- SOURCE DATA -

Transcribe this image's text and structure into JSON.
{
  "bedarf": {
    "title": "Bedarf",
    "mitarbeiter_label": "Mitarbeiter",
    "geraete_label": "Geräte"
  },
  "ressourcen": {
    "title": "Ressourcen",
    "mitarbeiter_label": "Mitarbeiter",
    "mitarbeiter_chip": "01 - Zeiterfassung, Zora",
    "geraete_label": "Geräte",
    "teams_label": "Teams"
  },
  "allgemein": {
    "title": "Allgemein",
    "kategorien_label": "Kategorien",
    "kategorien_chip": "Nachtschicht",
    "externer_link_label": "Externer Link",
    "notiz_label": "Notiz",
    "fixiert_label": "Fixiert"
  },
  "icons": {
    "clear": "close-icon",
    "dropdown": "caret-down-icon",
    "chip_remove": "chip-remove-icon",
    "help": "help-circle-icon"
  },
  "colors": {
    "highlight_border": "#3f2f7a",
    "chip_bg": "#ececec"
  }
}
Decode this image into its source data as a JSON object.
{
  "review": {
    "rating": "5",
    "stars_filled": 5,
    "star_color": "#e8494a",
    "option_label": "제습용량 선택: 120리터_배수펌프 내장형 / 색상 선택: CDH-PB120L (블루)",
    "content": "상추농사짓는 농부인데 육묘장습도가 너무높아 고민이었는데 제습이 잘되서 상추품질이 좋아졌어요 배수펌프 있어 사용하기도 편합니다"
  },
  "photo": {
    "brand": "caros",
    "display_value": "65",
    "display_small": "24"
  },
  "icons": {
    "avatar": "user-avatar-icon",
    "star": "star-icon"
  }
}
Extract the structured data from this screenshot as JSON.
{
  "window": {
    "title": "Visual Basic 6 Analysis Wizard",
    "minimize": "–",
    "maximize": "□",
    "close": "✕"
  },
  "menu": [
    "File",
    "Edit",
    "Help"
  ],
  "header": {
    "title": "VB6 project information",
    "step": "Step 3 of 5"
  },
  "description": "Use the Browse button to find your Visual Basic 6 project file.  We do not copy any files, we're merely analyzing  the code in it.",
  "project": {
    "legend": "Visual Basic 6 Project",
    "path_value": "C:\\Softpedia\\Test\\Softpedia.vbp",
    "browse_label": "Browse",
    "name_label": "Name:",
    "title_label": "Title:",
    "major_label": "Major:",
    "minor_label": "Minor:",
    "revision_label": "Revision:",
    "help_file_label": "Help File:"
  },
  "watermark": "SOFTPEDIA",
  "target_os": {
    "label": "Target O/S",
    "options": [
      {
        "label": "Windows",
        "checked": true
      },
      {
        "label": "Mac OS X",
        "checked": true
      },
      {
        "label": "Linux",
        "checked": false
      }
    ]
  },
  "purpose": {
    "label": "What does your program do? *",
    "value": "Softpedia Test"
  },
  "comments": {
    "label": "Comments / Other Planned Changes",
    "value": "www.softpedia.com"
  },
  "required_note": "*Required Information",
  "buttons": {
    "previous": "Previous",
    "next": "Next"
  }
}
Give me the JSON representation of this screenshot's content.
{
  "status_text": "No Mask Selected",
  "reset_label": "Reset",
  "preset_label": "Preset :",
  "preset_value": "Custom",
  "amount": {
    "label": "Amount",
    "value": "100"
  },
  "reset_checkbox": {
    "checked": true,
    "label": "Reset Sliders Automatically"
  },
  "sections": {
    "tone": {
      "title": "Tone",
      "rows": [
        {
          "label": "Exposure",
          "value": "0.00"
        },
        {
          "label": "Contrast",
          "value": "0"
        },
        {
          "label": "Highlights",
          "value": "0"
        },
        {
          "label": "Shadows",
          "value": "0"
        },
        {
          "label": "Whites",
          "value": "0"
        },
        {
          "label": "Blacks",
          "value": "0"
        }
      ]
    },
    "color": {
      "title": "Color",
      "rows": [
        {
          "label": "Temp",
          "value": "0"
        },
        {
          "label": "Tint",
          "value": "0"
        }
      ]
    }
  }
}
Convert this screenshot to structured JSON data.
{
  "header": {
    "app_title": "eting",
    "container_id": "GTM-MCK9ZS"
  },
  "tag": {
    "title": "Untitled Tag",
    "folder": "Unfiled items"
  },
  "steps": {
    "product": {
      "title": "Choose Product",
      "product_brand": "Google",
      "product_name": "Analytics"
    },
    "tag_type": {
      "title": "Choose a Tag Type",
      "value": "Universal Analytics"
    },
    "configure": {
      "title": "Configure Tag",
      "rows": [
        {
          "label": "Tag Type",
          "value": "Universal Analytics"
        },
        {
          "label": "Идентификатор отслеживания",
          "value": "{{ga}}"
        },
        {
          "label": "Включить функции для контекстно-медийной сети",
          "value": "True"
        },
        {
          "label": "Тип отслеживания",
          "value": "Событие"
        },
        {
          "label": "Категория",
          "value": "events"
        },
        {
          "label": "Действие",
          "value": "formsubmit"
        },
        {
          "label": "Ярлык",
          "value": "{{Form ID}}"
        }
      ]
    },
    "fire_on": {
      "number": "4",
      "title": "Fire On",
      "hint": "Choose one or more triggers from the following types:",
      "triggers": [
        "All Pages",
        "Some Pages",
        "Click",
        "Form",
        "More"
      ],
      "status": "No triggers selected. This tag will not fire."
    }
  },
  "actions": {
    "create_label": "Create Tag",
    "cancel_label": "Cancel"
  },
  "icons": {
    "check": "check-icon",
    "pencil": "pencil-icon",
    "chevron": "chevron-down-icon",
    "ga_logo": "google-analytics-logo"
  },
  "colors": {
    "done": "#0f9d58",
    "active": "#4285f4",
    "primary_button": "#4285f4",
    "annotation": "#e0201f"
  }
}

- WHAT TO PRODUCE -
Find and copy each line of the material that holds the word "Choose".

- FINISHED EXERCISE -
      "title": "Choose Product",
      "title": "Choose a Tag Type",
      "hint": "Choose one or more triggers from the following types:",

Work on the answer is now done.